All the same, it’s hard to imagine that Kennedy’s fans today require his permission to listen to Hendrix. And the non-standard drones and squeaks the violinist salts into his long stretches of soaring, lyrical play can be found just as easily in his classical performances – on his 1986 version of the Bartók violin sonata, for example. But Bartók is no more a Classic FM regular than Hendrix is, and Kennedy is fighting on this noisy battlefield too far away from two rather different fronts. Inviting black musicians and then having them play black music risks affirming precisely the divisions to be challenged (as Chineke! were perhaps hinting to the Guardian). You can expand the repertoire or you can tackle the lack of diversity in professional orchestras but it’s hard to do both at once, even when the issues are so intimately related. People love to insist that such stunt projects are breaking down barriers – but as popularity often also makes for unfashionability, they may just be moving them instead.

Mocking Kennedy thirty years ago for performing the Berg Violin Concerto wearing vampire make-up and a cloak, the Radio Three controller John Drummond described him as a ‘Liberace for the nineties’. Paganini may be a better comparison: a restless figure of astonishing ability, despised by many critics as a circus performer and accused by others of selling his soul to the devil. Kennedy – who named his son Sark Yves Amadeus Kennedy – seems similarly trapped, a kind of clown maudit with a virtuoso gift for embarrassing nearly everyone nearly all the time. An honest history of this entire reach of stunt music would have to include informed critical appraisal both of Kennedy’s sonic reworkings (shrewd or too obvious?) and of the quality of his improvisation (haunting or merely corny?). But for all his evidently bankable willingness to pick certain fights, such creative decisions are rarely discussed, because all traces of the arcanely musical arguments for them end up smoothly effaced.


  • 23 September 2021 at 1:25am
    Amateur Emigrant says:
    In the late 1970s in one of Edinburgh's 2nd hand record shops I recall that ELP's Pictures at an Exhibition was competitively priced at £1, or better still, six copies for £5. My brother tried to flog his copy to them, but the assistant just opened a huge drawer full of them and rolled his eyes.

    • 23 September 2021 at 5:29pm
      prwhalley says: @ Amateur Emigrant
      Checking on Discogs, I see it's still not worth very much.
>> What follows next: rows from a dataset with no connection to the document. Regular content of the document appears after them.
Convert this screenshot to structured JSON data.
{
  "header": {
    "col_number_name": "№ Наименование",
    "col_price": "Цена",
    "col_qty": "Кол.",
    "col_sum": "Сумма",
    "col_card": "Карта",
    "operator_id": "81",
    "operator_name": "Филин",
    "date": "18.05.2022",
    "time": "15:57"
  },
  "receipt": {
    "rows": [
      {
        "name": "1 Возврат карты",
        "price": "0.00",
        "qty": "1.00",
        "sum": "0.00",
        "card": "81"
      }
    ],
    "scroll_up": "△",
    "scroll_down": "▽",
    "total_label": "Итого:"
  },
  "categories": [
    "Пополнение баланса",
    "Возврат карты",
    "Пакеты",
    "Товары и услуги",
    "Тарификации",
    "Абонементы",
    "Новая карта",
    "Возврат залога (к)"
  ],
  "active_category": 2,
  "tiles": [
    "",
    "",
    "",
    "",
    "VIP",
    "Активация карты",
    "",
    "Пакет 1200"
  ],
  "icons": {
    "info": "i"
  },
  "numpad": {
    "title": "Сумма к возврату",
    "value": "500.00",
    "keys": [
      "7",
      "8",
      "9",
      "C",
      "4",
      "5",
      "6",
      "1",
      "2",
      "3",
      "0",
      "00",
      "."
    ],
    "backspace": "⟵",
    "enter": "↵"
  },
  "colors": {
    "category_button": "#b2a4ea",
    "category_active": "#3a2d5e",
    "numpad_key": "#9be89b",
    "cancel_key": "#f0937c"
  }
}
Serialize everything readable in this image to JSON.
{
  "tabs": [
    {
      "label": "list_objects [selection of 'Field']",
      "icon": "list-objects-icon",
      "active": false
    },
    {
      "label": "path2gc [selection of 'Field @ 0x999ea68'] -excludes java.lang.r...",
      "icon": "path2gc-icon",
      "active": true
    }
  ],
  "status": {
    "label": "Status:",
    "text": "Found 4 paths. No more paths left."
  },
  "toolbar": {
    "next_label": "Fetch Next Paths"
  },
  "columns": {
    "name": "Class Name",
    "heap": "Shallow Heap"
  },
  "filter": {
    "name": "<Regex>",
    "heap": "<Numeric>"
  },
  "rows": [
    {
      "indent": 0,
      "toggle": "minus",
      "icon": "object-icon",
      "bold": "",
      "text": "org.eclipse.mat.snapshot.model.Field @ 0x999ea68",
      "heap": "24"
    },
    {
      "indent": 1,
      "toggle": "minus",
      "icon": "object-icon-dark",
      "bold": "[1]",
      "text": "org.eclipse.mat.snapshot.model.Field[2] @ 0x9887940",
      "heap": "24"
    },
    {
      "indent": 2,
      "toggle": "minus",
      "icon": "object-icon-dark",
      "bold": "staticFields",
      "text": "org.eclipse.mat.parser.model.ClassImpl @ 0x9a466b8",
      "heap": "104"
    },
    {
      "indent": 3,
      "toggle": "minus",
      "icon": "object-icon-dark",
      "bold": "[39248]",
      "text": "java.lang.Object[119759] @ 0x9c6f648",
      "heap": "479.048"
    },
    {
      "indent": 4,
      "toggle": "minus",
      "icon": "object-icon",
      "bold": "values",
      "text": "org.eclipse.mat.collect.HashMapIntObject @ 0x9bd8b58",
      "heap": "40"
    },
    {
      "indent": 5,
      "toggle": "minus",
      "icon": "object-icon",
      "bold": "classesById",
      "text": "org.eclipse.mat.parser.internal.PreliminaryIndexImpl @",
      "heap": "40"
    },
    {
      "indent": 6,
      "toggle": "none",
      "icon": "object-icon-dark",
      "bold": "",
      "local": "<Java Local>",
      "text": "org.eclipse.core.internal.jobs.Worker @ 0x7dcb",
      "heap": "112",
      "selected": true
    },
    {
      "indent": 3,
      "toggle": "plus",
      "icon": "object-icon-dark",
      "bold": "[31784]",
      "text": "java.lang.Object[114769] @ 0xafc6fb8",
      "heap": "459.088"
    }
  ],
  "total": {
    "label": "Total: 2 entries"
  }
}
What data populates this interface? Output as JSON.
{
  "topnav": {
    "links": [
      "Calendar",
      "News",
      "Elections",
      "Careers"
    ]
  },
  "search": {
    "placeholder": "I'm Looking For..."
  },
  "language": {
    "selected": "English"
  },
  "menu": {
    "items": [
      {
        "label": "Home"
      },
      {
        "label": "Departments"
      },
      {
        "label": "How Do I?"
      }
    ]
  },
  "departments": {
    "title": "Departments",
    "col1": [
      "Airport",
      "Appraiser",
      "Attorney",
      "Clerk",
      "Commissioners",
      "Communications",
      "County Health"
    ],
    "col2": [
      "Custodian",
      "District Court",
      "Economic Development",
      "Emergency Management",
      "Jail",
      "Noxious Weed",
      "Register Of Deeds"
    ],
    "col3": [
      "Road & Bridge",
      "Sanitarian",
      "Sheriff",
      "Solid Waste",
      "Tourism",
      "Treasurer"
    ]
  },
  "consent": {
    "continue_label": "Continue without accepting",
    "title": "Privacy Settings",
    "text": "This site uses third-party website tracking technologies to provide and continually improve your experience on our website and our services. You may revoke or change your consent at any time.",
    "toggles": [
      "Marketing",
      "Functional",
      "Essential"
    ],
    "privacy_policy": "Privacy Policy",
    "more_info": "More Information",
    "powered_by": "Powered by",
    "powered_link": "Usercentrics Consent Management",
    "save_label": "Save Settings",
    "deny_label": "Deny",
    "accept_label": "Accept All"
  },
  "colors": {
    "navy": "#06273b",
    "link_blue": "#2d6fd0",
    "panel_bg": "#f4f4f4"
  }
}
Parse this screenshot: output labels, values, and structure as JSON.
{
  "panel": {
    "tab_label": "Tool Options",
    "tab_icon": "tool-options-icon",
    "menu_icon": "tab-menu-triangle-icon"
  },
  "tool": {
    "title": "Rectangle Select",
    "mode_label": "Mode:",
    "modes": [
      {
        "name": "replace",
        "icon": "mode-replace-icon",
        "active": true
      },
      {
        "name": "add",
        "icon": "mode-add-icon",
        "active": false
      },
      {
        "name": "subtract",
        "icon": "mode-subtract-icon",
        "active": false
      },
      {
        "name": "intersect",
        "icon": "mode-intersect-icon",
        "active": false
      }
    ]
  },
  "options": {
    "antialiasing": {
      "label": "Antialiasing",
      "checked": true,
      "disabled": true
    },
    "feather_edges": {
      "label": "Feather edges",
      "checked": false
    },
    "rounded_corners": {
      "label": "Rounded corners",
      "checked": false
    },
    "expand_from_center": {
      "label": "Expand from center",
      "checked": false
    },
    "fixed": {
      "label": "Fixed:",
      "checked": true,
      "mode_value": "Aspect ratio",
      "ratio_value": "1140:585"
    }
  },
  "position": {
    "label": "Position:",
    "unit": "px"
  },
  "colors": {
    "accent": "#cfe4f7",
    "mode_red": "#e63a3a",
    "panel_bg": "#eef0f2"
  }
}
Early editions of King Crimson or Soft Machine however...
      If your brother has any of those available ask him to drop me a line.

    • 23 September 2021 at 9:37pm
      Amateur Emigrant says: @ prwhalley
      I think he's still got Pictures at an Exhibition!

    • 27 September 2021 at 7:13am
      steve kay says: @ Amateur Emigrant
      But what happened to Daryl Way?